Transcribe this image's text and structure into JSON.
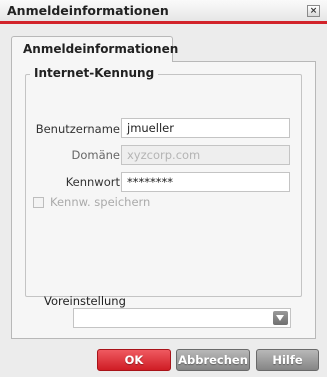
{
  "window": {
    "title": "Anmeldeinformationen",
    "close_glyph": "×"
  },
  "tab": {
    "label": "Anmeldeinformationen"
  },
  "group": {
    "title": "Internet-Kennung"
  },
  "form": {
    "username_label": "Benutzername",
    "username_value": "jmueller",
    "domain_label": "Domäne",
    "domain_value": "xyzcorp.com",
    "password_label": "Kennwort",
    "password_value": "********",
    "remember_label": "Kennw. speichern",
    "remember_checked": false
  },
  "preset": {
    "label": "Voreinstellung",
    "selected": ""
  },
  "buttons": {
    "ok": "OK",
    "cancel": "Abbrechen",
    "help": "Hilfe"
  },
  "colors": {
    "accent": "#d2232a",
    "panel": "#f6f6f6",
    "background": "#ececec"
  }
}
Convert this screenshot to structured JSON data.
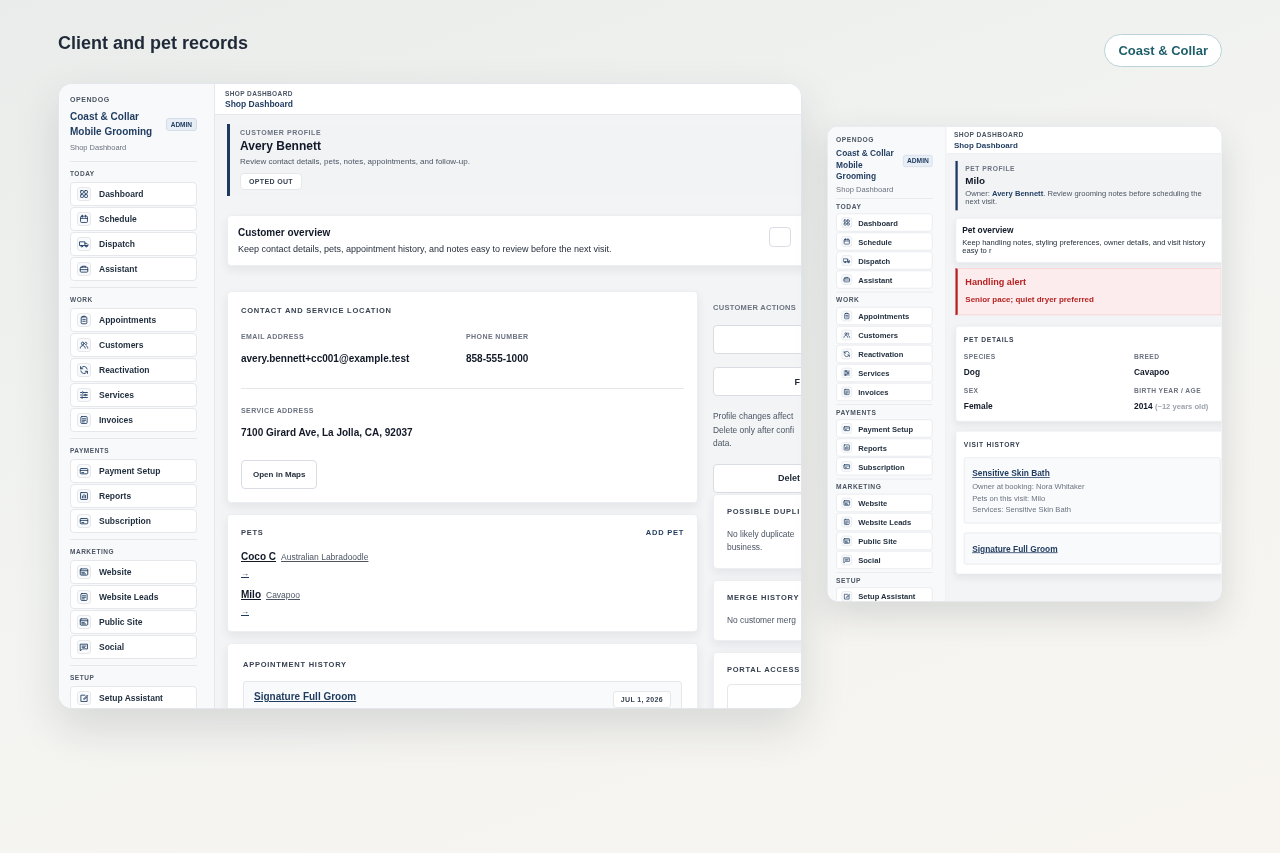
{
  "page": {
    "title": "Client and pet records",
    "brand_button": "Coast & Collar"
  },
  "windows": [
    {
      "kind": "customer_profile",
      "sidebar": {
        "org": "OPENDOG",
        "business": "Coast & Collar Mobile Grooming",
        "role_badge": "ADMIN",
        "subtitle": "Shop Dashboard",
        "sections": [
          {
            "label": "TODAY",
            "items": [
              "Dashboard",
              "Schedule",
              "Dispatch",
              "Assistant"
            ]
          },
          {
            "label": "WORK",
            "items": [
              "Appointments",
              "Customers",
              "Reactivation",
              "Services",
              "Invoices"
            ]
          },
          {
            "label": "PAYMENTS",
            "items": [
              "Payment Setup",
              "Reports",
              "Subscription"
            ]
          },
          {
            "label": "MARKETING",
            "items": [
              "Website",
              "Website Leads",
              "Public Site",
              "Social"
            ]
          },
          {
            "label": "SETUP",
            "items": [
              "Setup Assistant"
            ]
          }
        ]
      },
      "topbar": {
        "label": "SHOP DASHBOARD",
        "title": "Shop Dashboard"
      },
      "header": {
        "eyebrow": "CUSTOMER PROFILE",
        "name": "Avery Bennett",
        "description": "Review contact details, pets, notes, appointments, and follow-up.",
        "status_chip": "OPTED OUT"
      },
      "overview": {
        "title": "Customer overview",
        "description": "Keep contact details, pets, appointment history, and notes easy to review before the next visit."
      },
      "contact": {
        "heading": "CONTACT AND SERVICE LOCATION",
        "email_label": "EMAIL ADDRESS",
        "email": "avery.bennett+cc001@example.test",
        "phone_label": "PHONE NUMBER",
        "phone": "858-555-1000",
        "address_label": "SERVICE ADDRESS",
        "address": "7100 Girard Ave, La Jolla, CA, 92037",
        "maps_button": "Open in Maps"
      },
      "pets": {
        "heading": "PETS",
        "add_button": "ADD PET",
        "items": [
          {
            "name": "Coco C",
            "breed": "Australian Labradoodle",
            "link": "→"
          },
          {
            "name": "Milo",
            "breed": "Cavapoo",
            "link": "→"
          }
        ]
      },
      "appointments": {
        "heading": "APPOINTMENT HISTORY",
        "items": [
          {
            "service": "Signature Full Groom",
            "date": "JUL 1, 2026"
          }
        ]
      },
      "actions": {
        "heading": "CUSTOMER ACTIONS",
        "button": "F",
        "notice": [
          "Profile changes affect",
          "Delete only after confi",
          "data."
        ],
        "delete_button": "Delet"
      },
      "side_cards": [
        {
          "heading": "POSSIBLE DUPLI",
          "lines": [
            "No likely duplicate",
            "business."
          ]
        },
        {
          "heading": "MERGE HISTORY",
          "lines": [
            "No customer merg"
          ]
        },
        {
          "heading": "PORTAL ACCESS"
        }
      ]
    },
    {
      "kind": "pet_profile",
      "sidebar": {
        "org": "OPENDOG",
        "business": "Coast & Collar Mobile Grooming",
        "role_badge": "ADMIN",
        "subtitle": "Shop Dashboard",
        "sections": [
          {
            "label": "TODAY",
            "items": [
              "Dashboard",
              "Schedule",
              "Dispatch",
              "Assistant"
            ]
          },
          {
            "label": "WORK",
            "items": [
              "Appointments",
              "Customers",
              "Reactivation",
              "Services",
              "Invoices"
            ]
          },
          {
            "label": "PAYMENTS",
            "items": [
              "Payment Setup",
              "Reports",
              "Subscription"
            ]
          },
          {
            "label": "MARKETING",
            "items": [
              "Website",
              "Website Leads",
              "Public Site",
              "Social"
            ]
          },
          {
            "label": "SETUP",
            "items": [
              "Setup Assistant"
            ]
          }
        ]
      },
      "topbar": {
        "label": "SHOP DASHBOARD",
        "title": "Shop Dashboard"
      },
      "header": {
        "eyebrow": "PET PROFILE",
        "name": "Milo",
        "owner_line": "Owner: **Avery Bennett**. Review grooming notes before scheduling the next visit."
      },
      "overview": {
        "title": "Pet overview",
        "description": "Keep handling notes, styling preferences, owner details, and visit history easy to r"
      },
      "alert": {
        "title": "Handling alert",
        "text": "Senior pace; quiet dryer preferred"
      },
      "details": {
        "heading": "PET DETAILS",
        "fields": [
          {
            "label": "SPECIES",
            "value": "Dog"
          },
          {
            "label": "BREED",
            "value": "Cavapoo"
          },
          {
            "label": "SEX",
            "value": "Female"
          },
          {
            "label": "BIRTH YEAR / AGE",
            "value": "2014",
            "note": "(~12 years old)"
          }
        ]
      },
      "visits": {
        "heading": "VISIT HISTORY",
        "items": [
          {
            "service": "Sensitive Skin Bath",
            "lines": [
              "Owner at booking: Nora Whitaker",
              "Pets on this visit: Milo",
              "Services: Sensitive Skin Bath"
            ]
          },
          {
            "service": "Signature Full Groom"
          }
        ]
      }
    }
  ]
}
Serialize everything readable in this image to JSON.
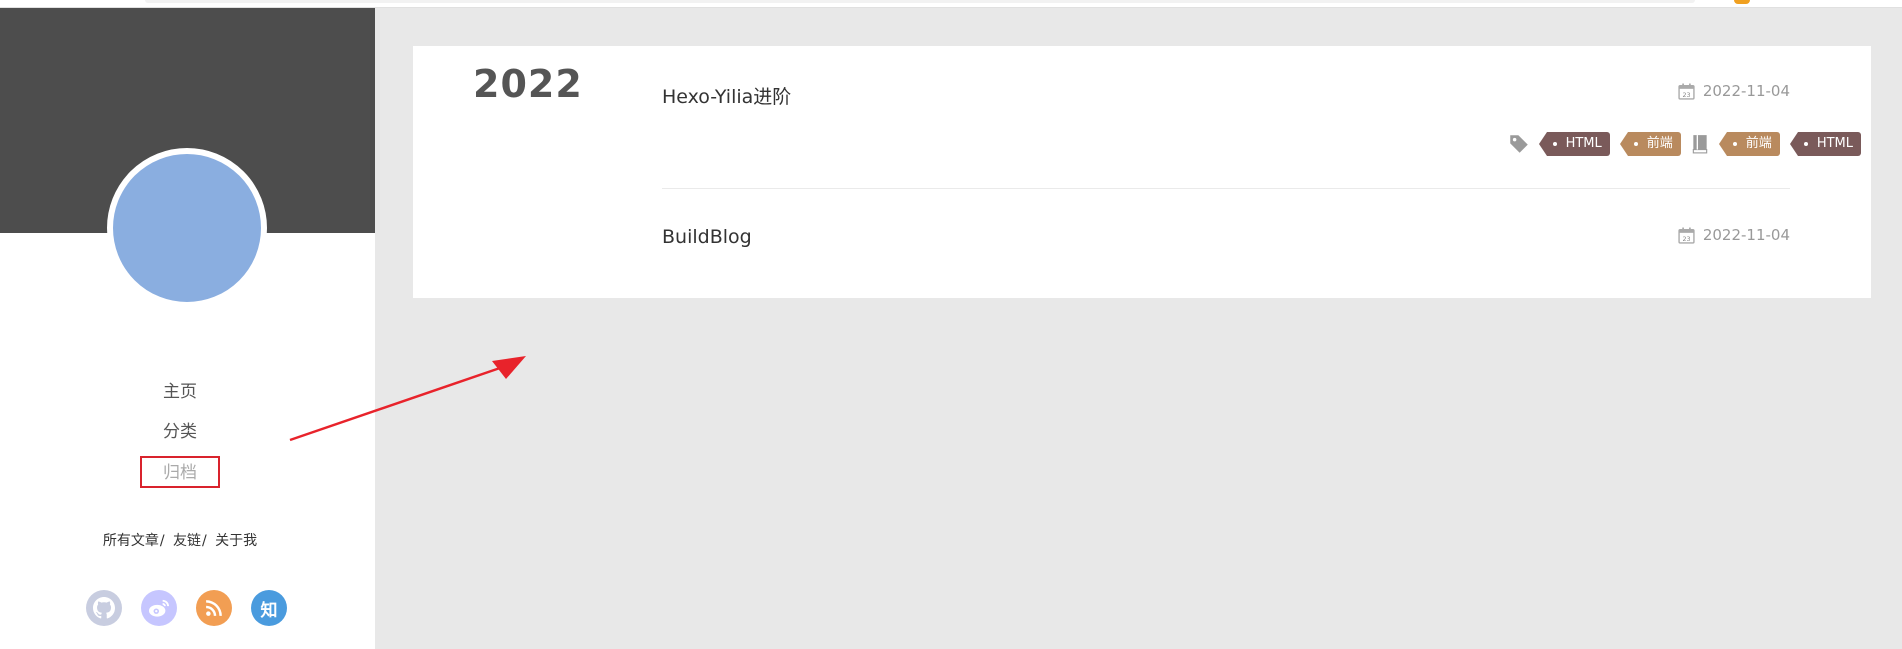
{
  "sidebar": {
    "nav": [
      {
        "label": "主页",
        "active": false
      },
      {
        "label": "分类",
        "active": false
      },
      {
        "label": "归档",
        "active": true
      }
    ],
    "links": [
      "所有文章",
      "友链",
      "关于我"
    ],
    "link_separator": "/",
    "social": [
      {
        "icon": "github-icon",
        "color": "#c8cde0"
      },
      {
        "icon": "weibo-icon",
        "color": "#c6c6ff"
      },
      {
        "icon": "rss-icon",
        "color": "#f29e53"
      },
      {
        "icon": "zhihu-icon",
        "label": "知",
        "color": "#4a9bde"
      }
    ]
  },
  "archive": {
    "year": "2022",
    "posts": [
      {
        "title": "Hexo-Yilia进阶",
        "date": "2022-11-04",
        "tags": [
          "HTML",
          "前端"
        ],
        "categories": [
          "前端",
          "HTML"
        ]
      },
      {
        "title": "BuildBlog",
        "date": "2022-11-04"
      }
    ]
  },
  "annotation": {
    "type": "arrow",
    "color": "#e8232b"
  }
}
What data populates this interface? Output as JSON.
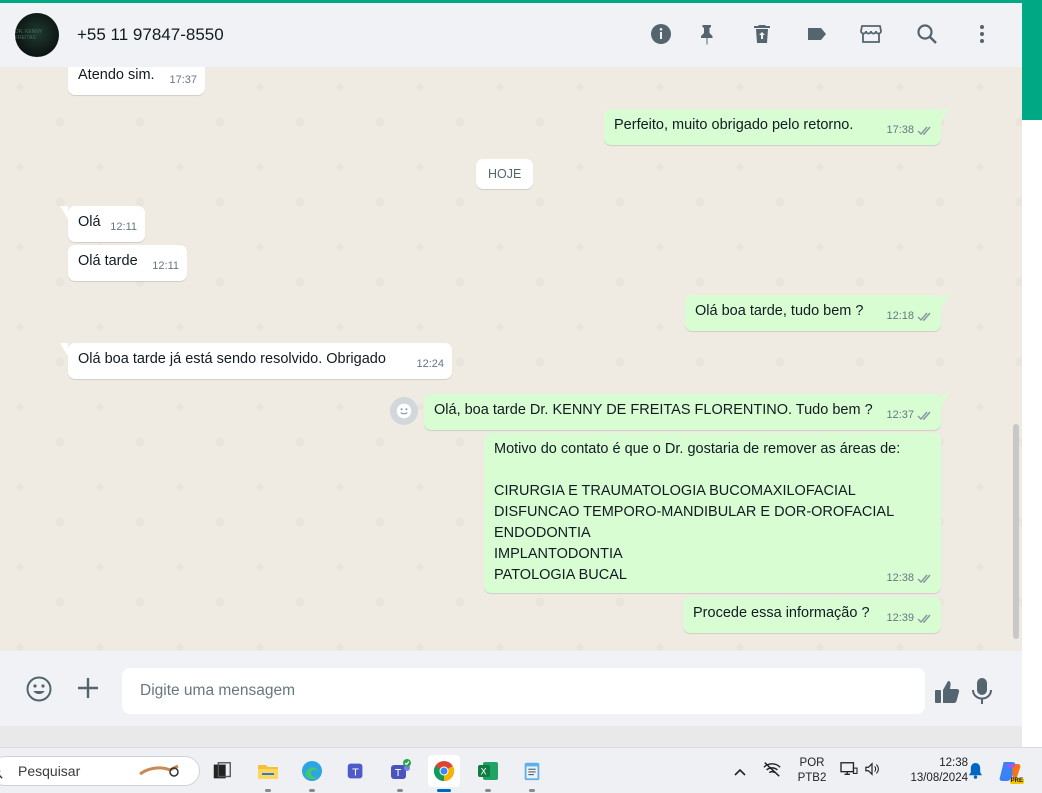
{
  "header": {
    "contact_name": "+55 11 97847-8550",
    "avatar_text": "DR. KENNY FREITAS",
    "icons": [
      "info-icon",
      "pin-icon",
      "delete-icon",
      "label-icon",
      "catalog-icon",
      "search-icon",
      "menu-icon"
    ]
  },
  "chat": {
    "date_chip": "HOJE",
    "messages": [
      {
        "dir": "in",
        "text": "Atendo sim.",
        "time": "17:37"
      },
      {
        "dir": "out",
        "text": "Perfeito, muito obrigado pelo retorno.",
        "time": "17:38",
        "read": true
      },
      {
        "dir": "in",
        "text": "Olá",
        "time": "12:11"
      },
      {
        "dir": "in",
        "text": "Olá tarde",
        "time": "12:11"
      },
      {
        "dir": "out",
        "text": "Olá boa tarde, tudo bem ?",
        "time": "12:18",
        "read": true
      },
      {
        "dir": "in",
        "text": "Olá boa tarde já está sendo resolvido. Obrigado",
        "time": "12:24"
      },
      {
        "dir": "out",
        "text": "Olá, boa tarde Dr. KENNY DE FREITAS FLORENTINO. Tudo bem ?",
        "time": "12:37",
        "read": true
      },
      {
        "dir": "out",
        "lines": [
          "Motivo do contato é que o Dr. gostaria de remover as áreas de:",
          "",
          "CIRURGIA E TRAUMATOLOGIA BUCOMAXILOFACIAL",
          "DISFUNCAO TEMPORO-MANDIBULAR E DOR-OROFACIAL",
          "ENDODONTIA",
          "IMPLANTODONTIA",
          "PATOLOGIA BUCAL"
        ],
        "time": "12:38",
        "read": true
      },
      {
        "dir": "out",
        "text": "Procede essa informação ?",
        "time": "12:39",
        "read": true
      }
    ]
  },
  "composer": {
    "placeholder": "Digite uma mensagem"
  },
  "taskbar": {
    "search_label": "Pesquisar",
    "language_top": "POR",
    "language_bottom": "PTB2",
    "clock_time": "12:38",
    "clock_date": "13/08/2024",
    "copilot_badge": "PRE"
  },
  "colors": {
    "accent": "#00a884",
    "incoming_bubble": "#ffffff",
    "outgoing_bubble": "#d9fdd3",
    "chat_background": "#efeae2",
    "read_tick": "#53bdeb"
  }
}
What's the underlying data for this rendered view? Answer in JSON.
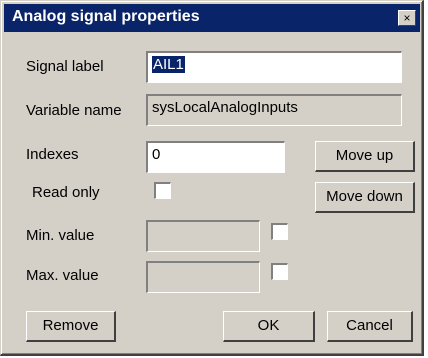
{
  "window": {
    "title": "Analog signal properties",
    "close_glyph": "×"
  },
  "form": {
    "signal_label": {
      "label": "Signal label",
      "value": "AIL1"
    },
    "variable_name": {
      "label": "Variable name",
      "value": "sysLocalAnalogInputs"
    },
    "indexes": {
      "label": "Indexes",
      "value": "0"
    },
    "read_only": {
      "label": "Read only",
      "checked": false
    },
    "min_value": {
      "label": "Min. value",
      "value": "",
      "checked": false
    },
    "max_value": {
      "label": "Max. value",
      "value": "",
      "checked": false
    }
  },
  "buttons": {
    "move_up": "Move up",
    "move_down": "Move down",
    "remove": "Remove",
    "ok": "OK",
    "cancel": "Cancel"
  },
  "colors": {
    "title_bar": "#0a246a",
    "dialog_face": "#d4d0c8",
    "selection": "#0a246a"
  }
}
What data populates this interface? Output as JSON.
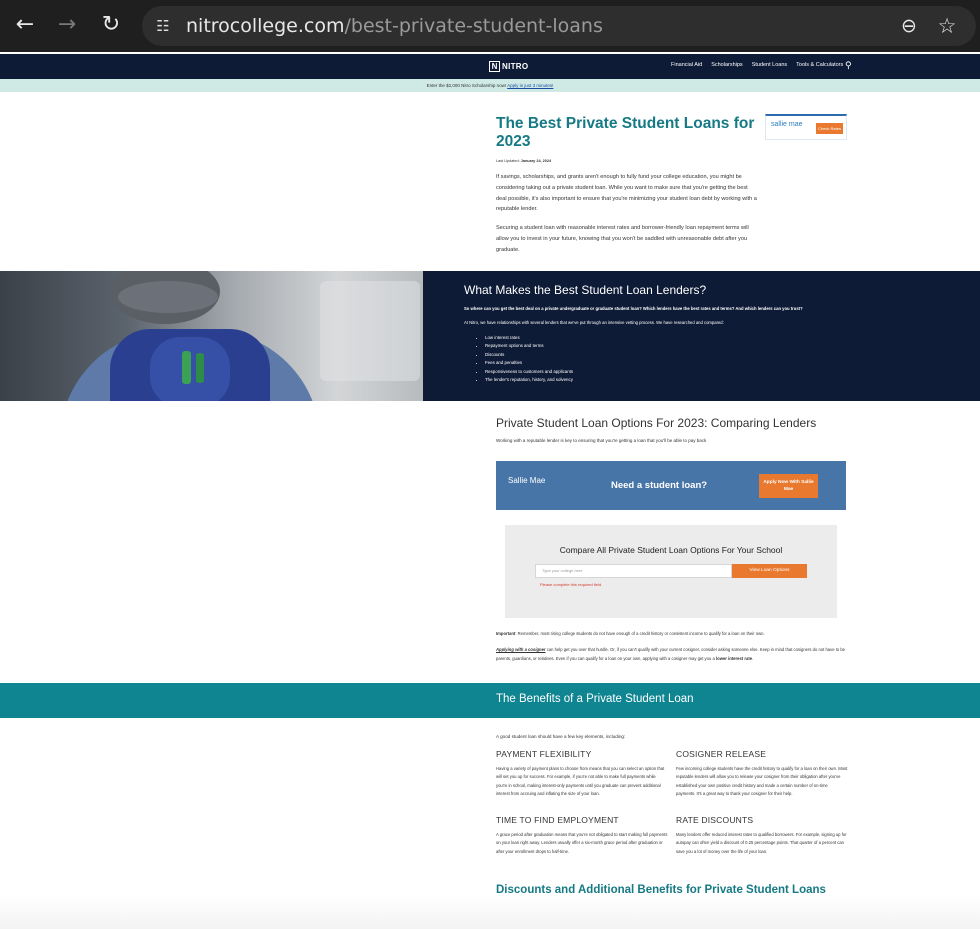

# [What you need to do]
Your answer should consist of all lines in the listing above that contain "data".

# [Reply to the exercise]
Convert this screenshot to structured JSON data.
          "data."
What data populates this interface? Output as JSON.
What's the underlying data for this rendered view? Answer in JSON.
What data populates this interface? Output as JSON.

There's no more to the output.